10-30-2008, 03:39 PM #13
No - actually probably Anthem, The Sirens of Titan or Dharma Bums. Or Thus Spake Zarathustra. Of those four I'd say Anthem because I read it when I was 18 or 19 and very impressionable.
10-30-2008, 03:40 PM #14advres Guest
I can't say only one did it to me. I would say these are the books that rocked my world for one reason or another.
A Peoples History of the United States - Howard Zinn
Year 501: The Conquest Continues - Noam Chomsky
Zen and the Art of Motorcycle Maintenance - Robert M. Pirsig
The Tao of Pooh - Benjamin Hoff
Way of the Peaceful Warrior - Dan Millman
The Four Agreements: A Practical Guide to Personal Freedom - Don Miguel Ruiz
10-30-2008, 03:47 PM #15
10-30-2008, 03:48 PM #16
I And Thou
10-30-2008, 03:54 PM #17
I'd have to go with The Discoverers by Daniel Boorstin.
Amazing look at history and technological advances without any political bent whatsoever.
10-30-2008, 07:40 PM #18
The August 1978 issue of Juggs.Charlie, here comes the deuce. And when you speak of me, speak well.
10-30-2008, 07:42 PM #19
10-30-2008, 08:21 PM #20
Surprised nobody called the Bible their most influential. Not that it's mine, but I know a lot of folks who feel that way.another Handsome Boy graduate
10-30-2008, 08:25 PM #21¡Órale, vato!
10-30-2008, 08:30 PM #22
10-30-2008, 08:34 PM #23advres Guest
^^^A writing style guide?

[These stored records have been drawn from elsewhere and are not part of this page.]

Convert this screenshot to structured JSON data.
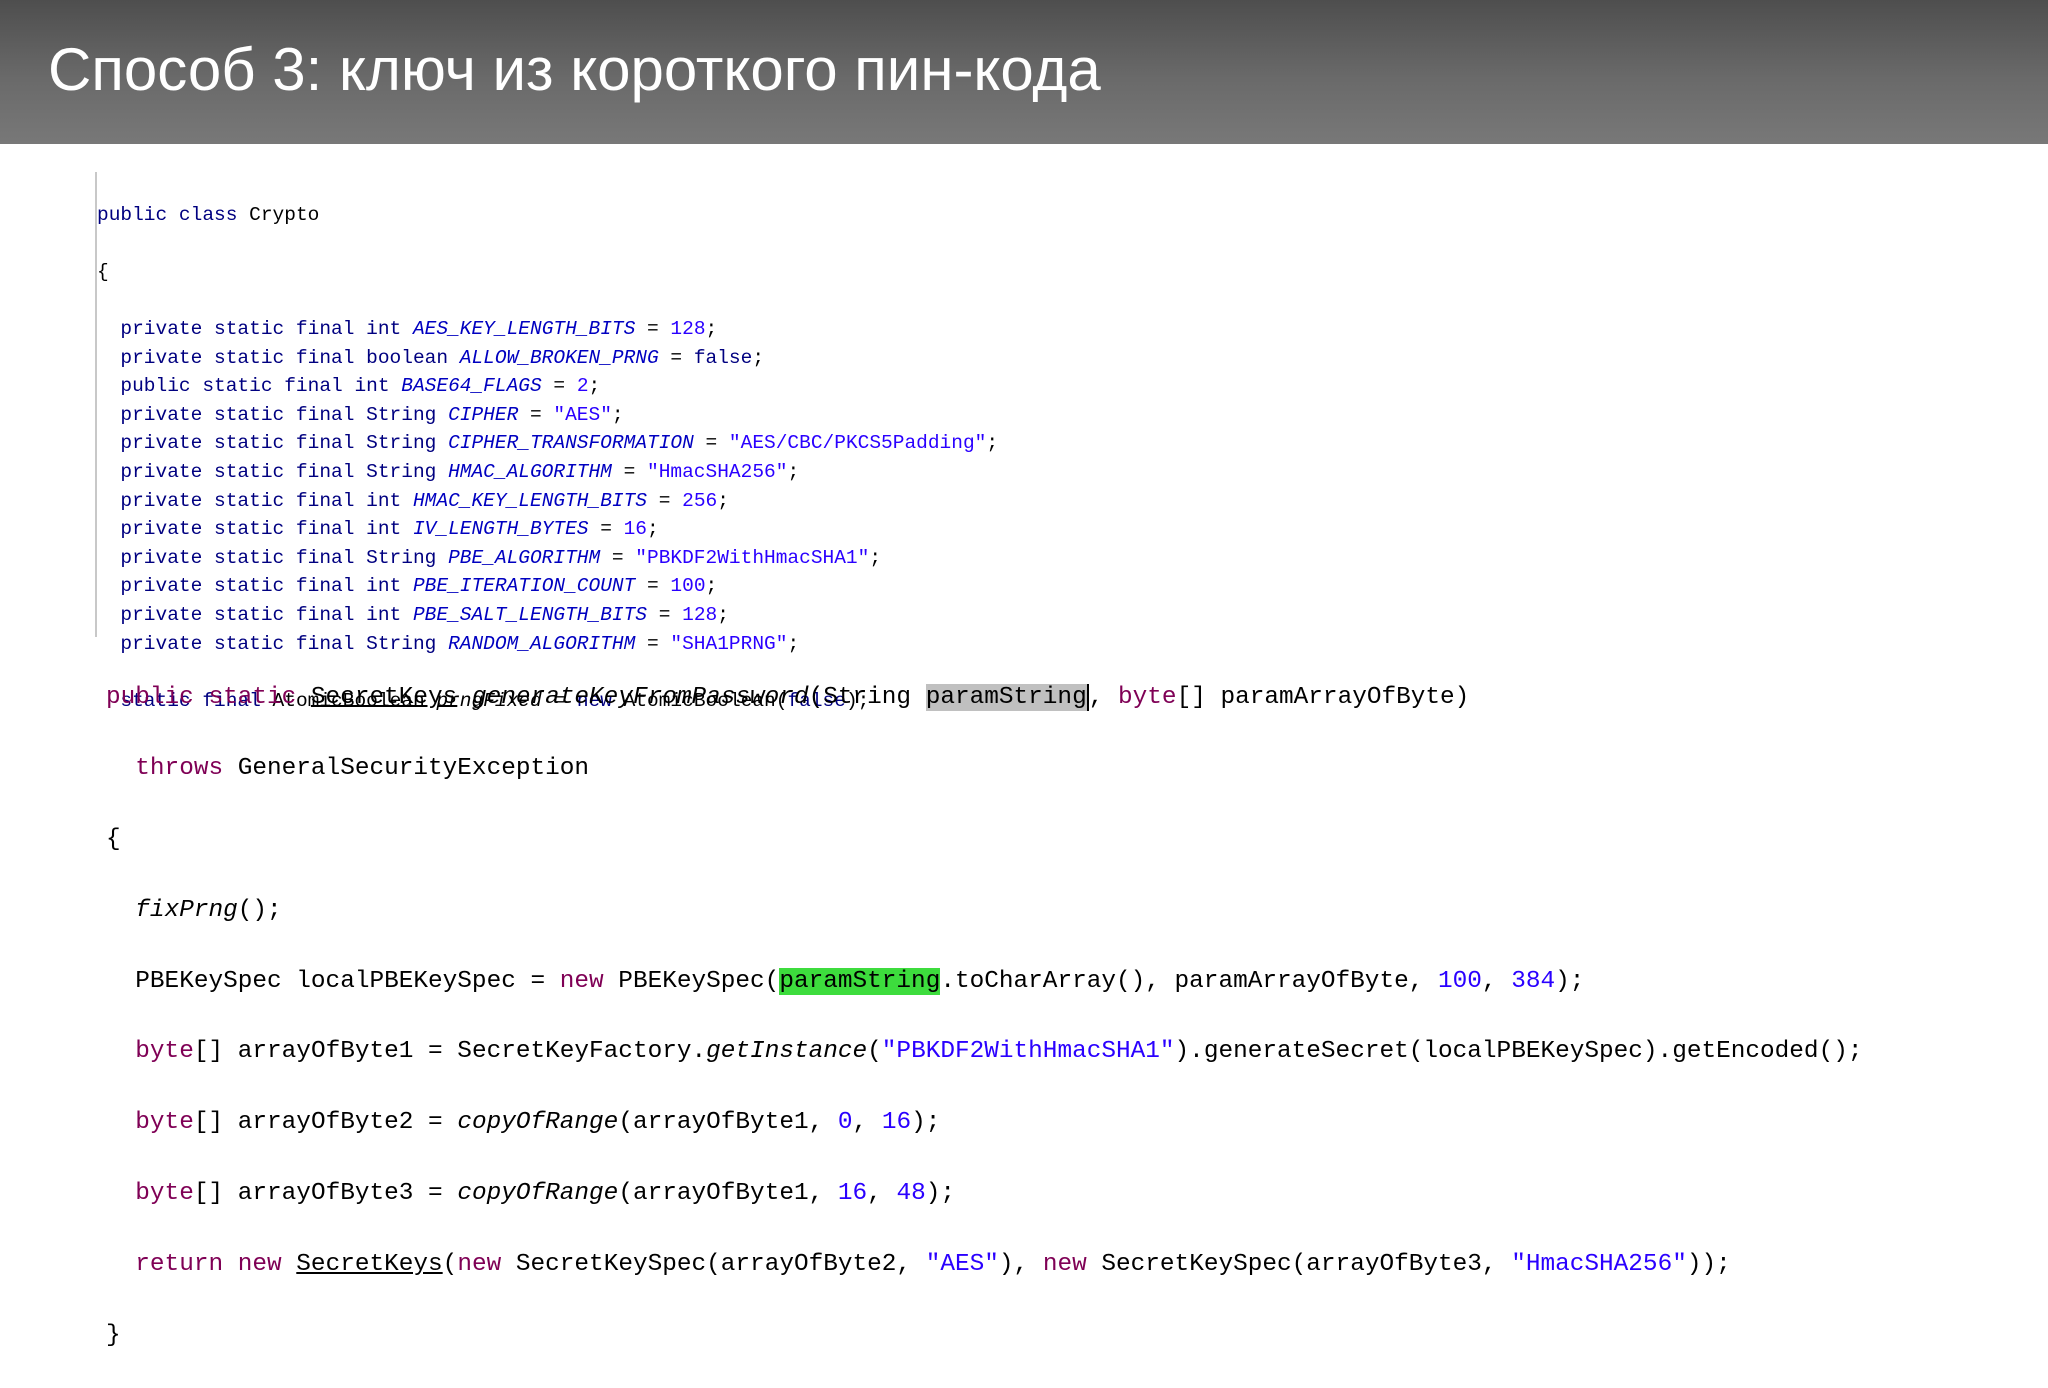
{
  "slide": {
    "title": "Способ 3: ключ из короткого пин-кода"
  },
  "code1": {
    "l1": {
      "kw": "public class",
      "name": " Crypto"
    },
    "l2": "{",
    "fields": [
      {
        "mods": "private static final int",
        "name": "AES_KEY_LENGTH_BITS",
        "eq": " = ",
        "val": "128",
        "end": ";",
        "val_type": "num"
      },
      {
        "mods": "private static final boolean",
        "name": "ALLOW_BROKEN_PRNG",
        "eq": " = ",
        "val": "false",
        "end": ";",
        "val_type": "kw"
      },
      {
        "mods": "public static final int",
        "name": "BASE64_FLAGS",
        "eq": " = ",
        "val": "2",
        "end": ";",
        "val_type": "num"
      },
      {
        "mods": "private static final String",
        "name": "CIPHER",
        "eq": " = ",
        "val": "\"AES\"",
        "end": ";",
        "val_type": "str"
      },
      {
        "mods": "private static final String",
        "name": "CIPHER_TRANSFORMATION",
        "eq": " = ",
        "val": "\"AES/CBC/PKCS5Padding\"",
        "end": ";",
        "val_type": "str"
      },
      {
        "mods": "private static final String",
        "name": "HMAC_ALGORITHM",
        "eq": " = ",
        "val": "\"HmacSHA256\"",
        "end": ";",
        "val_type": "str"
      },
      {
        "mods": "private static final int",
        "name": "HMAC_KEY_LENGTH_BITS",
        "eq": " = ",
        "val": "256",
        "end": ";",
        "val_type": "num"
      },
      {
        "mods": "private static final int",
        "name": "IV_LENGTH_BYTES",
        "eq": " = ",
        "val": "16",
        "end": ";",
        "val_type": "num"
      },
      {
        "mods": "private static final String",
        "name": "PBE_ALGORITHM",
        "eq": " = ",
        "val": "\"PBKDF2WithHmacSHA1\"",
        "end": ";",
        "val_type": "str"
      },
      {
        "mods": "private static final int",
        "name": "PBE_ITERATION_COUNT",
        "eq": " = ",
        "val": "100",
        "end": ";",
        "val_type": "num"
      },
      {
        "mods": "private static final int",
        "name": "PBE_SALT_LENGTH_BITS",
        "eq": " = ",
        "val": "128",
        "end": ";",
        "val_type": "num"
      },
      {
        "mods": "private static final String",
        "name": "RANDOM_ALGORITHM",
        "eq": " = ",
        "val": "\"SHA1PRNG\"",
        "end": ";",
        "val_type": "str"
      }
    ],
    "last": {
      "mods": "static final",
      "type": " AtomicBoolean ",
      "name": "prngFixed",
      "eq": " = ",
      "kw_new": "new",
      "rest": " AtomicBoolean(",
      "val": "false",
      "end": ");"
    }
  },
  "code2": {
    "sig": {
      "kw": "public static ",
      "ret": "SecretKeys",
      "sp": " ",
      "method": "generateKeyFromPassword",
      "p1": "(String ",
      "arg1": "paramString",
      "comma": ", ",
      "kw_byte": "byte",
      "p2": "[] paramArrayOfByte)"
    },
    "throws": {
      "kw": "throws",
      "rest": " GeneralSecurityException"
    },
    "open": "{",
    "fix": {
      "name": "fixPrng",
      "rest": "();"
    },
    "spec": {
      "a": "PBEKeySpec localPBEKeySpec = ",
      "kw_new": "new",
      "b": " PBEKeySpec(",
      "arg": "paramString",
      "c": ".toCharArray(), paramArrayOfByte, ",
      "n1": "100",
      "d": ", ",
      "n2": "384",
      "e": ");"
    },
    "b1": {
      "kw": "byte",
      "a": "[] arrayOfByte1 = SecretKeyFactory.",
      "m": "getInstance",
      "b": "(",
      "s": "\"PBKDF2WithHmacSHA1\"",
      "c": ").generateSecret(localPBEKeySpec).getEncoded();"
    },
    "b2": {
      "kw": "byte",
      "a": "[] arrayOfByte2 = ",
      "m": "copyOfRange",
      "b": "(arrayOfByte1, ",
      "n1": "0",
      "c": ", ",
      "n2": "16",
      "d": ");"
    },
    "b3": {
      "kw": "byte",
      "a": "[] arrayOfByte3 = ",
      "m": "copyOfRange",
      "b": "(arrayOfByte1, ",
      "n1": "16",
      "c": ", ",
      "n2": "48",
      "d": ");"
    },
    "ret": {
      "kw": "return new",
      "sp": " ",
      "cls": "SecretKeys",
      "a": "(",
      "kw_new1": "new",
      "b": " SecretKeySpec(arrayOfByte2, ",
      "s1": "\"AES\"",
      "c": "), ",
      "kw_new2": "new",
      "d": " SecretKeySpec(arrayOfByte3, ",
      "s2": "\"HmacSHA256\"",
      "e": "));"
    },
    "close": "}"
  }
}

I get that this must be a joke, but I don't get it.
And as always, I could have learned a lot from that book as I have horrible grammar.
10-30-2008, 08:36 PM #24
ps: my serious answer is "Catch-22" for reasons I won't go into. this book still guides a lot of what i do. JUMP!
Last edited by f2f; 10-30-2008 at 08:49 PM.
10-30-2008, 08:37 PM #25
The Grapes of Wrath
The Monkey Wrench Gang
Zen and the Art of Motorcycle Maintenance
Fear & Loathing in Las Vegas
The Fencepost Chronicles
couldn't keep it to one book influencing my world view"if it's called tourist season, why can't we just shoot them?"